2016’s Fantastic Beasts fell within my ‘wonderful surprises’ category and so I found myself at ease heading into Fantastic Beasts: The Crimes of Grindelwald, alongside some genuine excitement and hopefulness that the team involved could, once again, reach the heady heights they achieved with J.K. Rowling’s extension of her Wizarding World that thrilled and amazed in equal measure.
While the first film introduced us to Newt Scamander with a joyful step, and a soft touch, to Eddie Redmayne’s Doctor Who-esque portrayal of the young man in love with all kinds of fantastical animals, The Crimes of Grindelwald wastes no time in switching off the light and slithering into the dark heart of Johnny Depp’s exquisitely shadowy Grindelwald. Of course, without the first film you wouldn’t know who he was but now we find him caught by MACUSA (Magical Congress of the United States of America), imprisoned in mid-air (assumed under some super magic) and just as shifty as the first time we saw those crazy, intoxicated eyes.
Without wasting time, the film’s opening sequence is Grindelwald’s escape from the clutches of the law with a colossal chase sequence across the skies. Initially it’s all a bit overwhelming, like you’re thrown into the middle of a Dementors chase, because of the scale and it took me a moment to adjust my mind to what was going on. After that, we learn of his plan to gather followers, some of which have already moved to his ‘side’, as he plans to raise pure-blood wizards to rule over everyone non-magical, of course! The classic evil intention.
After this, young Dumbledore, played superbly by Jude Law, enlists Redmayne’s Newt to try and stop Grindelwald as he feels he’s the one person who really knows what he’d need to do to thwart the evil. There’s a LOT going on here, and it happens quite fast. My minor issue with ‘Crimes’ was the extreme jump from the lighter touch to the evil lurking within. Almost as if we skipped from the Philosopher’s Stone to the Deathly Hallows without an inkling and, because of this, I had trouble clicking into the narrative swing. In retrospect though, which is realistically how all films should be judged, I think a sitting of the two would work perfectly, especially as it would balance with those astonishing finale scenes with Ezra Miller‘s hugely important Credence and all the power he comes with.

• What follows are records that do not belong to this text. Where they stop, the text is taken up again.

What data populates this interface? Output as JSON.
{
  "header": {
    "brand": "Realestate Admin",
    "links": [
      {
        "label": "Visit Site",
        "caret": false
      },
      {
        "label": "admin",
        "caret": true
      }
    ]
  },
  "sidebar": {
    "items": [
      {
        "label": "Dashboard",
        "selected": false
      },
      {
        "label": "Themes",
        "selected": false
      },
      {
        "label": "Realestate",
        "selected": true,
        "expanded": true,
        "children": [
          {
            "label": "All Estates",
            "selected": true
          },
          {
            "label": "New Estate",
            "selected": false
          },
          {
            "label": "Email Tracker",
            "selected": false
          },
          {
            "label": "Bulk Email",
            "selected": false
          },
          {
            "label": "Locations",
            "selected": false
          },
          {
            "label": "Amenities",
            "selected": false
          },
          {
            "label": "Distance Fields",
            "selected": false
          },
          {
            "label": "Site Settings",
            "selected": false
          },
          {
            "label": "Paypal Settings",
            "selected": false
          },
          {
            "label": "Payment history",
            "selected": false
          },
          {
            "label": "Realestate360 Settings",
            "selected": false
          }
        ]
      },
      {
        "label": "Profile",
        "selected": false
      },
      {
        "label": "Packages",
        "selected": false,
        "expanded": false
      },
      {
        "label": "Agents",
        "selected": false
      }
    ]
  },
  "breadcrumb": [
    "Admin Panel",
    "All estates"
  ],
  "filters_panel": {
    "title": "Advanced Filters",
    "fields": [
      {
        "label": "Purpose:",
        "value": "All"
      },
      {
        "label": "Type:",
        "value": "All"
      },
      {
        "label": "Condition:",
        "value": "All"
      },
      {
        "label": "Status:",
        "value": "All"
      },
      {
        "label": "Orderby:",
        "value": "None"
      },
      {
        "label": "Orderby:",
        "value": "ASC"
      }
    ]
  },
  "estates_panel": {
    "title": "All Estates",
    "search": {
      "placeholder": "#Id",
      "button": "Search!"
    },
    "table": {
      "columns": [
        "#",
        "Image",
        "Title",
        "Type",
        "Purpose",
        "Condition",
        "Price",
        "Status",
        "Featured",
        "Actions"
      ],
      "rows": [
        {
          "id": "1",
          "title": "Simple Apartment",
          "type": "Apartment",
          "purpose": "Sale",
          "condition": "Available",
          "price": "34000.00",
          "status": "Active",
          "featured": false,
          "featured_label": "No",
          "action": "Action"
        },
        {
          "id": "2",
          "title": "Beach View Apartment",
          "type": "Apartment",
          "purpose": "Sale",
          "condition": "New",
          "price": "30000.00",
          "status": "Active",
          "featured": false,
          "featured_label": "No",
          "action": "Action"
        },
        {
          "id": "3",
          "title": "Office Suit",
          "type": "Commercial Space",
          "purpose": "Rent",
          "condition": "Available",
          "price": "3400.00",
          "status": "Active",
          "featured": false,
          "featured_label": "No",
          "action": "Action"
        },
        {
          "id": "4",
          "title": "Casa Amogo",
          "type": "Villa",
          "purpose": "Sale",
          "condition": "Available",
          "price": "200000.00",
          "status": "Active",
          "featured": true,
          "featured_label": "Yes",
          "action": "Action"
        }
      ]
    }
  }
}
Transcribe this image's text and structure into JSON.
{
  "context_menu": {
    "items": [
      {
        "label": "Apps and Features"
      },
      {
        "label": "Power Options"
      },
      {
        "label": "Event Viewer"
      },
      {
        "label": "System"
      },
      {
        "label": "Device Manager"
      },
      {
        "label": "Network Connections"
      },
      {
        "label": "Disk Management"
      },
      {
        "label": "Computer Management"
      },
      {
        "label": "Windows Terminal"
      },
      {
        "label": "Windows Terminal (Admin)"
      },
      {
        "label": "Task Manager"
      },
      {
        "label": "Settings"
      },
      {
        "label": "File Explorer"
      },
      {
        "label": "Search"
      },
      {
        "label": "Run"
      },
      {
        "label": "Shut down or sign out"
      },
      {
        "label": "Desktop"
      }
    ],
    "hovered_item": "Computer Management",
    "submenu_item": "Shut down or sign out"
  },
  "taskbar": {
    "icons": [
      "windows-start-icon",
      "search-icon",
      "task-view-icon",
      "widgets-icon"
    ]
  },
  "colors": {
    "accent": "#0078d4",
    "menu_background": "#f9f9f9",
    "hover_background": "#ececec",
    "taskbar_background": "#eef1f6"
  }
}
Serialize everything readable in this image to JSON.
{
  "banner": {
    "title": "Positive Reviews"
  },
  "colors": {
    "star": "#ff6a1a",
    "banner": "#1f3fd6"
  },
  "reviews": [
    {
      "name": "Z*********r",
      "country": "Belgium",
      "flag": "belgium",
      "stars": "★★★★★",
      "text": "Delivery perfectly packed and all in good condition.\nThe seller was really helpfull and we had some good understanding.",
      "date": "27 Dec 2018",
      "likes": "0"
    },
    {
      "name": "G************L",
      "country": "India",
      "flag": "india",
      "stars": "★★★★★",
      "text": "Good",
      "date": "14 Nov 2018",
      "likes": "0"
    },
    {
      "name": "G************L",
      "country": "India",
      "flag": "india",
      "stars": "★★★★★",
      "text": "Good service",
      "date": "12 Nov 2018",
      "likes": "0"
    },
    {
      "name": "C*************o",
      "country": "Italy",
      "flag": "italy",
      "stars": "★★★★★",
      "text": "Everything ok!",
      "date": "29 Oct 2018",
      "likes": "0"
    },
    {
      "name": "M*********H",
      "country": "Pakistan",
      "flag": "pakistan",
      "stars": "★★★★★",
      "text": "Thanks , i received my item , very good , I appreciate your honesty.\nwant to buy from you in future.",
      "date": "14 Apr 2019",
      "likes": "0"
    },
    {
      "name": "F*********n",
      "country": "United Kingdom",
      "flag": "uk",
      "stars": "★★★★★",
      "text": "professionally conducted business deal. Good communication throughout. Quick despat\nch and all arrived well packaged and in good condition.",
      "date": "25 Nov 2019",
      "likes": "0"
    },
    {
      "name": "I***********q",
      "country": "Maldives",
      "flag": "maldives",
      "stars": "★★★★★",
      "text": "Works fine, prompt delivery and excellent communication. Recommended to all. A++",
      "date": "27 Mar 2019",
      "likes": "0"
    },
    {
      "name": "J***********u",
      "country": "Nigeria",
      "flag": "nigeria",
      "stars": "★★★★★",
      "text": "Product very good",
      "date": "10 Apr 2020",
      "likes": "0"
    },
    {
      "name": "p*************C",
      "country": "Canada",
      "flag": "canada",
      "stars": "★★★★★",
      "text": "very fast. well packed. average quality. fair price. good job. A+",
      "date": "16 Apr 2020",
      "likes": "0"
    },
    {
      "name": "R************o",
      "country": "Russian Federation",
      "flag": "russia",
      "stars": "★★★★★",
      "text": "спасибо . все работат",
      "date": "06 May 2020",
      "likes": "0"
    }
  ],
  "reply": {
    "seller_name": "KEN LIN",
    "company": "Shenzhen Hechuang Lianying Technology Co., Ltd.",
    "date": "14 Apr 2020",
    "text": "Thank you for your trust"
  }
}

Also, for me, some relationships weren’t as necessary this time and seem strangely disconnected compared to the first film. A prime example being the relationship between Alison Sudol’s Queenie and Dan Fogler’s Jacob, while the first film took a long, lovely time getting them together, now it’s instantly destroyed. You wonder if Jacob was kept on board for a comedy element but they also miss out on that potential, which was disappointing. On the positive side, the chemistry between Tina (the returning Katherine Waterston) and Newt (Redmayne) is wonderful, as is Zoe Kravitz’s Leta Lestrange and, of course, Law as a younger, just as secretive, Dumbledore.
Fantastic Beasts: The Crimes of Grindelwald is a huge film, with themes of family and loss in many respects. We’re also given more of the teased history between Dumbledore and Grindelwald (Tip: Do recall the back of the chocolate frog packets from the beginning of all of this) and holds all the hallmarks of setting up for a huge finale that’ll surely even the entire trilogy out.
By the way, watch the extras, especially the scene watch with Evanna Lynch and Ezra, that’s epic, you’ll also want to check out the Extended Cut with Deleted Scenes.